These words are as true today as they were in 1924 when Cole Porter wrote them. Okay, so perhaps a cocktail can’t give you grail-like eternal life, but the combination of these two ingredients is one that endures.

But why are gin and vermouth such inseparable partners? It is true that whisky and vermouth have had encounters, with the likes of the Manhattan, but this is more of a first love, or night to remember, than the life-long relationship that exists between juniper and wormwood.

I think the reason for this is revealed when looking at how each is made; a typical recipe for vermouth may include ingredients such as coriander, clove, caraway, cardamom, star anise, wormwood, angelica, liquorice, vanilla, and juniper — a list that reads as if it could be the botanical mix of a standard gin. In addition, when mixing, sweet vermouth can provide a pleasant contrast to the dryness of gin, whereas a dry vermouth (usually used in smaller quantities) complements a dry gin.

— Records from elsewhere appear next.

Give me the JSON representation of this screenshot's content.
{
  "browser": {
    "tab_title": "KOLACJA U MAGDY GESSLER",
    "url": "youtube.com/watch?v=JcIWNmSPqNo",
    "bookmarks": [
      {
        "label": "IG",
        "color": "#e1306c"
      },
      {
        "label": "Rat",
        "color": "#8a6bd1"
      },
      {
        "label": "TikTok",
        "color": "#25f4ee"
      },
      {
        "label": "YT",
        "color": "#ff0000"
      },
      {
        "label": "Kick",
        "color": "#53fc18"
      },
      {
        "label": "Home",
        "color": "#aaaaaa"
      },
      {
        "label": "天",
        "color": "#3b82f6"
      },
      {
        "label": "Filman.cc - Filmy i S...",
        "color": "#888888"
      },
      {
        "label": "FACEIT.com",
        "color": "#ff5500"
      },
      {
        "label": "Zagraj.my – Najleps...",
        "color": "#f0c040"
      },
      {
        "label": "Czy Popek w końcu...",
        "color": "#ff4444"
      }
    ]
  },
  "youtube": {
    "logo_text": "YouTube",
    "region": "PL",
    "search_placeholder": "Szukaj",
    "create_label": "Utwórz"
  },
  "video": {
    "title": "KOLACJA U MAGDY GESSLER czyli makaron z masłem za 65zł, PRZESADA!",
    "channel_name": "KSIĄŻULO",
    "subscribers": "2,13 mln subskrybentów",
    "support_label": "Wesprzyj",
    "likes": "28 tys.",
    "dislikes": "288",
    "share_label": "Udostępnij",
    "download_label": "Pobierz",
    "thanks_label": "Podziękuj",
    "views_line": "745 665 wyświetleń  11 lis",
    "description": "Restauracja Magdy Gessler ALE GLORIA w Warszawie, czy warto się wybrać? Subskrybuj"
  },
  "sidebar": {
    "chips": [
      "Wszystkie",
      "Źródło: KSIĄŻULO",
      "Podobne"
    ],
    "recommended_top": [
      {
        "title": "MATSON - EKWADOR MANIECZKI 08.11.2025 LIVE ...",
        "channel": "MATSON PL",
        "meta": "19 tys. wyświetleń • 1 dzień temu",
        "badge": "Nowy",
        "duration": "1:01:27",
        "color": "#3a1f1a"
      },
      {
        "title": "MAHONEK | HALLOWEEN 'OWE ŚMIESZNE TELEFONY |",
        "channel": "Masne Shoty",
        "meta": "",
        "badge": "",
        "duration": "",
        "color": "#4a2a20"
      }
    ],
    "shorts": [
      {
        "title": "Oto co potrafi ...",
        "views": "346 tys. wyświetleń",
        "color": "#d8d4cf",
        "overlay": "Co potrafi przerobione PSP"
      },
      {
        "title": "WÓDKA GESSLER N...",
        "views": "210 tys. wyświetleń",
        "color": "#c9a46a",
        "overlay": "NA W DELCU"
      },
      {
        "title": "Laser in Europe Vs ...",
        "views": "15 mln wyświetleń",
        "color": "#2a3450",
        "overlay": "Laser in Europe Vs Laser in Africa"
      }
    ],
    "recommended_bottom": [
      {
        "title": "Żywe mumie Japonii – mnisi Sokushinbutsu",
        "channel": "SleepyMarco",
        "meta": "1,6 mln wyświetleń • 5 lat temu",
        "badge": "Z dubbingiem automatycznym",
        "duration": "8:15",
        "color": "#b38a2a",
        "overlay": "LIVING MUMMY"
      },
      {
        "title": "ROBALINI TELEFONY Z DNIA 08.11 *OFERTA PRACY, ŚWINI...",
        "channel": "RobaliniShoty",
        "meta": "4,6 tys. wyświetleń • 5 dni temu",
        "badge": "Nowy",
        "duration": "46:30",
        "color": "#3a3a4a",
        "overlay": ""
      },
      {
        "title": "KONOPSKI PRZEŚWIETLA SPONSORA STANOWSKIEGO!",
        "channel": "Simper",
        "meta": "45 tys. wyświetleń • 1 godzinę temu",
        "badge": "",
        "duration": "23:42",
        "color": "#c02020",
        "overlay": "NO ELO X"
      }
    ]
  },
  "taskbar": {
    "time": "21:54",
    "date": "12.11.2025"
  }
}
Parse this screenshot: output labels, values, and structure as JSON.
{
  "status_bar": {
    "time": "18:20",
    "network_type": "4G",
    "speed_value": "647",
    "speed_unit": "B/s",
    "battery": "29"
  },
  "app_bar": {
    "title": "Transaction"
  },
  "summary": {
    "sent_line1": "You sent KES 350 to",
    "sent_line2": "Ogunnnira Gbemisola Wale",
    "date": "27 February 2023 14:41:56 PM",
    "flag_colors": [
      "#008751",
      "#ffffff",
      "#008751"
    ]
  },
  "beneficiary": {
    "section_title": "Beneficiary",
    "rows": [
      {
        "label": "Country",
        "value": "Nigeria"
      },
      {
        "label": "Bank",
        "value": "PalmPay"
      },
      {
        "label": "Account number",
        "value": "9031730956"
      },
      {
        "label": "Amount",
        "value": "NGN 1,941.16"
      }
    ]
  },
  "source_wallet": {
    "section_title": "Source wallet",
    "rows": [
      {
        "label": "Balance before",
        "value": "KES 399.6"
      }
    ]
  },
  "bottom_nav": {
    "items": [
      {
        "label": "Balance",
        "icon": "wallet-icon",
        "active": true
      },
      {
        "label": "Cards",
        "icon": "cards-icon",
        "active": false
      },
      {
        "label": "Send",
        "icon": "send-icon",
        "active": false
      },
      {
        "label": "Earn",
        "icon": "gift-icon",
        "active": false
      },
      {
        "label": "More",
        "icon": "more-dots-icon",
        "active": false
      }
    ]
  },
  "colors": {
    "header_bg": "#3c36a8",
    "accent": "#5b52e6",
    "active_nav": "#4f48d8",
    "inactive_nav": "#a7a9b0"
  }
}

In the last year, both Beefeater and Bombay Sapphire have released gins that have been aged in
ex-vermouth barrels, using Jean de Lillet and Noilly Prat barrels, respectively; the result is a spirit that tastes more like an aged Martini.

But how do you choose the right vermouth for your gin? It depends on what you’re drinking.

The Dry Martini

This is a variation on the Manhattan that has gradually become dryer and dryer. Although there are similarities in name and recipe, it is now thought that the name comes from the brand, ‘Martini & Rossi’; in fact, there are advertisements to that effect.

4-5 parts Dry Gin    1 part Dry Vermouth    Stir

For lighter gins, which are less botanically-intense, Martini Extra Dry is a good choice; it is readily available, affordable, stands up well to mixing, and won’t overpower a lighter gin.

For floral or citrus gins, then Noilly Prat Original Dry is the order of the day. The chamomile flavors used work well alongside complex floral botanicals and the fruit peel used in the vermouth complements the brightness of citrus-forward gins. Lillet Blanc works well for similar reasons, but contains no vermouth.

For the more classic, juniper-forward and herbal gins, the recommendation is the French Dolin of Chambery, which provides an exceptionally clean drink with a balanced bitterness and a touch of spice.

For Vespers and Corpse Revivers, there is only one vermouth to choose: Sacred’s Extra Dry Vermouth, which is more bitter and dry than many other vermouths. It also has a citrus sweetness, making it a great replacement for Kina Lillet; unfortunately, it is only available in Japan or the Duke’s Hotel in London.

The Negroni

The Sweet Martini and the Martinez are both great drinks, but when it comes to gin and red vermouth, the Negroni is king!

Equal parts Dry Gin    Campari    Red Vermouth    Stir

A good, all-rounder vermouth for these is Martini Rossi. In the course of all of the gin reviews that I have written, I must have tried Martini Rossi in a negroni with over three hundred different gins, and it rarely fails. It makes a good or very good Negroni, but if you want a great one, then try one of the following:

Punt e Mes complex, this works well with gins that have simple, bold botanical flavors.

Byrhh less bitter than many, this works well with lighter or more delicately-flavored, floral gins.

Carpano Antica Formula very bitter, but works well with a good punch of juniper, heavy, herbal gins, or ones that have a high ABV to stand up to its flavors. For lighter gins, try adding a little less vermouth.

Noilly Prat Rouge good for more herbal gins or aged gins; it has a distinctly woody characteristic.

Perucchi a relatively sweet red vermouth, this pair well with citrus-forward gins, along with a pink grapefruit garnish.

These are the two main types of vermouth. There are also the following;

white sweet (bianco), which works best with very dry or citrus-forward gins.

ambers (such as Noilly Ambre or Sacred Amber), which have an almost sherry-like quality and pair well with spicy gins.

There has also been the welcome rise of craft vermouth producers, such as Atsby in New York, with Amberthorn and Armadillo Cake and their neighbors in Brooklyn, Uncouth Vermouth, with flavors such as Apple Mint, Beet Eucalyptus, and Serrano Chile Lavender, as well as others across the US. These are new styles and are described by fellow vermouth lover, Martin Doudoroff, as “New World” vermouths. As such, each one has to be mixed on its own merits, although one thing is certain: they’ll work wonders with gin.